It sounds obvious, but most of us have a way of piling up “must-do” priorities, making it impossible to do a very good job on any of them. One recipe for disengaging people is to overwhelm them with things to do, all of which are “Job 1” and “key priorities” and “top-of-the-list.”

But if you unleash people to focus on one, two, or three wildly important goals—no more—they will sense the significance of what they’re doing and they’ll have a chance to win. There is tremendous power in focus. As you prioritize your goals, think about those things that must be done or nothing else matters, focus on those true priorities, and move lower priorities to the back burner.
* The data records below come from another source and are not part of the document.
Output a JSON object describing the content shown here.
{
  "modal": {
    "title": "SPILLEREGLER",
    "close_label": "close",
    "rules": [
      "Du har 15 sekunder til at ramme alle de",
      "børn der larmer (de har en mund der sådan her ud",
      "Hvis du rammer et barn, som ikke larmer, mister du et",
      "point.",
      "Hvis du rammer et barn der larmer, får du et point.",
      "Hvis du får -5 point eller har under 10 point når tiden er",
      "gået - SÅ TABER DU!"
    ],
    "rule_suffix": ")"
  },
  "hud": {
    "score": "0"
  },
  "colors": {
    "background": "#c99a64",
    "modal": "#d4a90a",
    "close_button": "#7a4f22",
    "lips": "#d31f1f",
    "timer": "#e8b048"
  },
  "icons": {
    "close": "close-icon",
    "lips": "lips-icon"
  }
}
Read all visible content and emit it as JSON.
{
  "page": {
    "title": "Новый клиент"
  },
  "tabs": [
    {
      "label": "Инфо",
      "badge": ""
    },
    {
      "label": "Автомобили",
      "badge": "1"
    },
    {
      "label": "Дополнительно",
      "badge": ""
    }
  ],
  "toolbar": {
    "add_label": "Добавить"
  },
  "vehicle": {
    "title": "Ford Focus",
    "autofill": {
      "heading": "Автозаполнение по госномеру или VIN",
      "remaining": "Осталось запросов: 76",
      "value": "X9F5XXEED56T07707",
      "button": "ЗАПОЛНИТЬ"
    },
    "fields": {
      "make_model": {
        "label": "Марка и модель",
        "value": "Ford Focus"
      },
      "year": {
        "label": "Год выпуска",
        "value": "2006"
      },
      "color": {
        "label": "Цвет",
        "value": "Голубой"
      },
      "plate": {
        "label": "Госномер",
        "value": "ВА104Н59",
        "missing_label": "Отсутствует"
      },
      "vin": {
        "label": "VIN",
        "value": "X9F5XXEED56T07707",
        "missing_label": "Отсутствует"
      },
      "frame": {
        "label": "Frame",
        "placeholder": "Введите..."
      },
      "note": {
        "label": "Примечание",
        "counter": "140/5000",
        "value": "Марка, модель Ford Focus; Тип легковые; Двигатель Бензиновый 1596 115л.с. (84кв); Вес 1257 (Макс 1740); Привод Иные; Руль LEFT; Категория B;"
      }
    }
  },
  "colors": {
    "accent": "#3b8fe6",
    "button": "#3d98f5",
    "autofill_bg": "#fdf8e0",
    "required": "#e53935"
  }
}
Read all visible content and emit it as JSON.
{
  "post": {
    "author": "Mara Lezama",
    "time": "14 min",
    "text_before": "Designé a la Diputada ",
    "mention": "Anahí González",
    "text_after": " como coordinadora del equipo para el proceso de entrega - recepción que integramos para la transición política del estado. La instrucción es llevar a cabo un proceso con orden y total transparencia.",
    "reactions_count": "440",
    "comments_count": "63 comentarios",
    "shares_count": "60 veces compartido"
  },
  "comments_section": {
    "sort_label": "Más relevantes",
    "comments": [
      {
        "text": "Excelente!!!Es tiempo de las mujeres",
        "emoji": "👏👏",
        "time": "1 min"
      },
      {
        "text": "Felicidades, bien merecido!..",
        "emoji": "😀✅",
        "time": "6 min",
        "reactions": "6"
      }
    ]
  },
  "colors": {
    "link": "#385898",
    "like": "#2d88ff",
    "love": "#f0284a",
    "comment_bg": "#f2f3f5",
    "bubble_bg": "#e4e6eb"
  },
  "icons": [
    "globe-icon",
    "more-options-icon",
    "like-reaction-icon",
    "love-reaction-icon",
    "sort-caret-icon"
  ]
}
Scientist Call It “Exhaustion Syndrome” and It’s Killing Your Team

All too many of us suffer from a personal energy crisis. We no longer work a standard eight-hour day. Our minds are constantly churning trying to make high value decisions, virtually twenty-four hours day. Our mode of life today—constant stress, poor diet, and lack of exercise and sleep—leads to what scientists call “exhaustion syndrome.”